A Marvel-ous Indie Movie
Well!! I’ve been really surprised (in a good way) by two films this year, and both have involved monsters (the first being “A Monster Calls” back in January).
It’s really difficult to categorise “Colossal” – imdb classes it as a “Comedy, Action, Drama”. Comedy? Yes, but it’s a very dark comedy indeed. Action? Hmm, not really… if you go to this expecting ‘Godzilla 2’ or some polished Marvel-style film (not that I was!) you will be sorely disappointed. Drama? This is probably the nearest match, since at its heart this is a clever study on the people and relationships at the heart of a bizarre Sci-Fi event.
Anne Hathaway (“Les Miserables”) stars as Gloria, a borderline alcoholic-waster sponging off the good-natured but controlling Tim (Dan Stevens, “Beauty and the Beast”) in his New York apartment. When Tim’s patience finally runs out, Gloria returns to her hometown to an empty house and the attentions of a former school friend, bar owner Oscar (Jason Sudeikis), who clearly holds an unhealthy fascination with her. Borrowing an idea from “A Monster Calls”, at a specific time in the US morning a huge monster appears from thin air in Seoul, South Korea, killing people and smashing buildings in a seemingly uncoordinated and random way. Bizarrely, this only happens when Gloria is standing at a particular spot in a particular kid’s playground. Could the two events possibly be related?
I always like to categorize films in my head as being “like” others, but this one’s really difficult to pin down. It borrows its main premise from a famous scene in “E.T.” (indeed one also involving alcohol) but the film’s fantasy elements and dark undertones have more similarities in style to “Jumanji”. Then again, there are elements of the Kaufman about it in that it is as weird in some places as “Being John Malkovich”.

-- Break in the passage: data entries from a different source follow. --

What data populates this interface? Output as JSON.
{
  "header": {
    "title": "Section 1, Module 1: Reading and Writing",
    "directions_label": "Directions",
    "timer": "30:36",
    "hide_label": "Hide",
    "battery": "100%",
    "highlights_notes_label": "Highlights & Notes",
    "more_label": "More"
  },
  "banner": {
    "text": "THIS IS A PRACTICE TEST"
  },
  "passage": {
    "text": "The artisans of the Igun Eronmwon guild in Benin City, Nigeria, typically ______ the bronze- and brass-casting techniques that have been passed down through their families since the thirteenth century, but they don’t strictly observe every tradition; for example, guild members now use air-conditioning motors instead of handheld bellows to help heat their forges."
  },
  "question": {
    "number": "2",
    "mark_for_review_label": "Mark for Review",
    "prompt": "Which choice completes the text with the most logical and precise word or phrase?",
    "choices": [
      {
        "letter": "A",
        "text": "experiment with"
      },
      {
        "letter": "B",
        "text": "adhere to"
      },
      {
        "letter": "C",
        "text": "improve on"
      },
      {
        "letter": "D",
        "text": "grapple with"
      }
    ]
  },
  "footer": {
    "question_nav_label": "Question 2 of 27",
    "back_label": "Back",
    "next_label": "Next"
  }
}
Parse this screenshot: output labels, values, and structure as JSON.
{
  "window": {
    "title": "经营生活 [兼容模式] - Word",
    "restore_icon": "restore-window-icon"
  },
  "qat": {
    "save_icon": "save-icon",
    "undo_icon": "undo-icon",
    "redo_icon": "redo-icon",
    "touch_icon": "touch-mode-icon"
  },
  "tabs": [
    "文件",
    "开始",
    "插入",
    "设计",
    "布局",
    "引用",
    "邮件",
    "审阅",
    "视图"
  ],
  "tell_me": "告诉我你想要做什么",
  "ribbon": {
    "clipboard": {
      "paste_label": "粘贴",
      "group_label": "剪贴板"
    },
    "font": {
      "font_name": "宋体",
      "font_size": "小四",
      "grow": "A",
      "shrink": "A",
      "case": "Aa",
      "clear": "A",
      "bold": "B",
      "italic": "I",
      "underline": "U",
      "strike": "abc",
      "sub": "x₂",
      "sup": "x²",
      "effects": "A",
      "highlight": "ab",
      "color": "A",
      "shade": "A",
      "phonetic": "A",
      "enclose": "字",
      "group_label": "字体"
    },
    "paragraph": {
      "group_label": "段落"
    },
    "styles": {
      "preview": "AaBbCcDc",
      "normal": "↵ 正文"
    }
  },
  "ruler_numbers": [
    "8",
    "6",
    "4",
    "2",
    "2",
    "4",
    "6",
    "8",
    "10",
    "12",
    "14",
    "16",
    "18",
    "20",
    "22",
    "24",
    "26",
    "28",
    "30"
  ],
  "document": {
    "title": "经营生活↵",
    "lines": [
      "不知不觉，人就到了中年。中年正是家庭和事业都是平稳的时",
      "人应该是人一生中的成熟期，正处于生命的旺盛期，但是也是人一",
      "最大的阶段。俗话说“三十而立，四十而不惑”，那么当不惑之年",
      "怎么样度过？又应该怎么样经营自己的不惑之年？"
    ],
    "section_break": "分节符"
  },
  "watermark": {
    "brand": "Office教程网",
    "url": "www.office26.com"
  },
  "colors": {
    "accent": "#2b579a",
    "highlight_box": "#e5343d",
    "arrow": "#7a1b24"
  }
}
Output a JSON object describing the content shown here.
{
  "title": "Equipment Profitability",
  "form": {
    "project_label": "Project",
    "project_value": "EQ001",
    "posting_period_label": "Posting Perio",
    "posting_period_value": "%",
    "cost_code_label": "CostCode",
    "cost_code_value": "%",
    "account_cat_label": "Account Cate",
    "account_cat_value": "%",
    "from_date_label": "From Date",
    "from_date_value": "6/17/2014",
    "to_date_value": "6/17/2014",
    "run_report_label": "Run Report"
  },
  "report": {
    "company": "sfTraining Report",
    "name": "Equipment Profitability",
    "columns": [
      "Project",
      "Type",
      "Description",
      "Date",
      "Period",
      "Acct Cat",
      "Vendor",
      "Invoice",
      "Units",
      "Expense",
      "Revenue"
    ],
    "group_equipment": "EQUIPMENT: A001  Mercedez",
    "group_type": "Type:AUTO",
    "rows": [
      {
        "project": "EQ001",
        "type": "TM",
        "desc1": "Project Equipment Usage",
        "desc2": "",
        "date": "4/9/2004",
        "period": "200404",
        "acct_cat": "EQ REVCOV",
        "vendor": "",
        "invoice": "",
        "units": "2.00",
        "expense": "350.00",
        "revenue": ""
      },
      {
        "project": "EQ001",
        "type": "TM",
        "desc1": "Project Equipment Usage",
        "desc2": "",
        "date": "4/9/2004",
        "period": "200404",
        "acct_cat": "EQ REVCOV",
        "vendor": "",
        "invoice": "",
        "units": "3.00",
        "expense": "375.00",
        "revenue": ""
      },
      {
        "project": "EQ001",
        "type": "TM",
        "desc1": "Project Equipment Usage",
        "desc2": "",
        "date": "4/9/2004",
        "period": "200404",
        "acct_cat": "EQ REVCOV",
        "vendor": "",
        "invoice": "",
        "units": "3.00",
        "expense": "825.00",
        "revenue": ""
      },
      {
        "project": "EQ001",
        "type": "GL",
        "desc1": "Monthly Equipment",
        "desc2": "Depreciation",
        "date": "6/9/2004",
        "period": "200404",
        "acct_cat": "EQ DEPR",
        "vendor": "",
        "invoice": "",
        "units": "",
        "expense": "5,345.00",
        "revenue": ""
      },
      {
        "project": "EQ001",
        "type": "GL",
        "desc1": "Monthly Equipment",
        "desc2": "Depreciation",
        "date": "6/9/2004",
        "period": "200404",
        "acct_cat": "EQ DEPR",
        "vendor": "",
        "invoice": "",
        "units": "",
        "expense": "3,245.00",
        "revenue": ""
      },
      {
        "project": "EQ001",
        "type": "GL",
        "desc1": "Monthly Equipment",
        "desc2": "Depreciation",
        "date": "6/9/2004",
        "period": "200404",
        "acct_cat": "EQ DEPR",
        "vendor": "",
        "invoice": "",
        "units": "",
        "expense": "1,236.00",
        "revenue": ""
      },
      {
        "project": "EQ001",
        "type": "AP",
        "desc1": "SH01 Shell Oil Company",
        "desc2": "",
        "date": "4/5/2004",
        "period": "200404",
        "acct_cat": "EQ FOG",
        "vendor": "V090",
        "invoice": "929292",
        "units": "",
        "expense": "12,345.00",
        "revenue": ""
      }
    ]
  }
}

The film stays on ‘Whimsical Street’ for the first half of the film, but then takes a sharp left turn into ‘Dark Avenue’ (and for “dark” read “extremely black and sinister”). It then becomes a far more uncomfortable watch for the viewer. The metaphor of the monster for Gloria’s growing addiction is clear, but emerging themes of control, jealousy, violent bullying and small-town social entrapment also emerge.
Here the acting talents of Hathaway and Sudeikis really come to the fore: heavyweight Hollywood talent adding some significant ‘oomph’ to what is a fairly modest indie project. Hathaway is in kooky mode here, gurning to great comic effect, and this adds warmth to a not particularly likeable character. And Sudeikis (more commonly seen in lighter and frothier comedies like “We’re the Millers” and “Horrible Bosses”) is a surprise in the role delivering some real acting grit.
The writer and director is Spaniard Nacho Vigalondo. No, me neither. But he seems to have come from nowhere to deliver this high profile cinema release, and it would not be a surprise for me to see this nominated as an original screenplay come the awards season. His quirky style is refreshing. (Hell, delivering ANY novel new summer movie that is not part of a franchise or TV re-boot is refreshing!)
The film’s not perfect, and its disjointed style can be unsettling. While the lead characters are quite well defined, others are less so. Joel in particular, played by Austin Stowell (“Whiplash“, “Bridge of Spies“), is such an irritating doormat of a character that you just want to thump him yelling “Do Something you wimp” to his face!
I am normally the first to pick scientific holes in a story, but here the story is so “out there” that the details become irrelevant, and – like “Guardians of the Galaxy Vol 2” – the film revels in its absurdity. (There is however a jumbo jet sized hole in the plot if you think about it!) But some of the moments of revelation (particularly one set in a wood) are brilliantly done and you are never quite sure where the film is going to go next. I was concerned that the ending would not live up to the promise of the film, but I was not disappointed.
Like “A Monster Calls” the film will probably suffer at the box office by its marketing confusing the audience. People will assume it’s possibly a “monster movie” or maybe a piece of comedy fluff (particularly with Sudeikis in the cast), but in reality it’s neither of these. It won’t be to everyone’s tastes for sure, but in the bland desert of mainstream movie releases, here is an oasis of something interesting and novel and in my book definitely worthy of your movie dollar. Recommended.
Fad Rating: FFFF.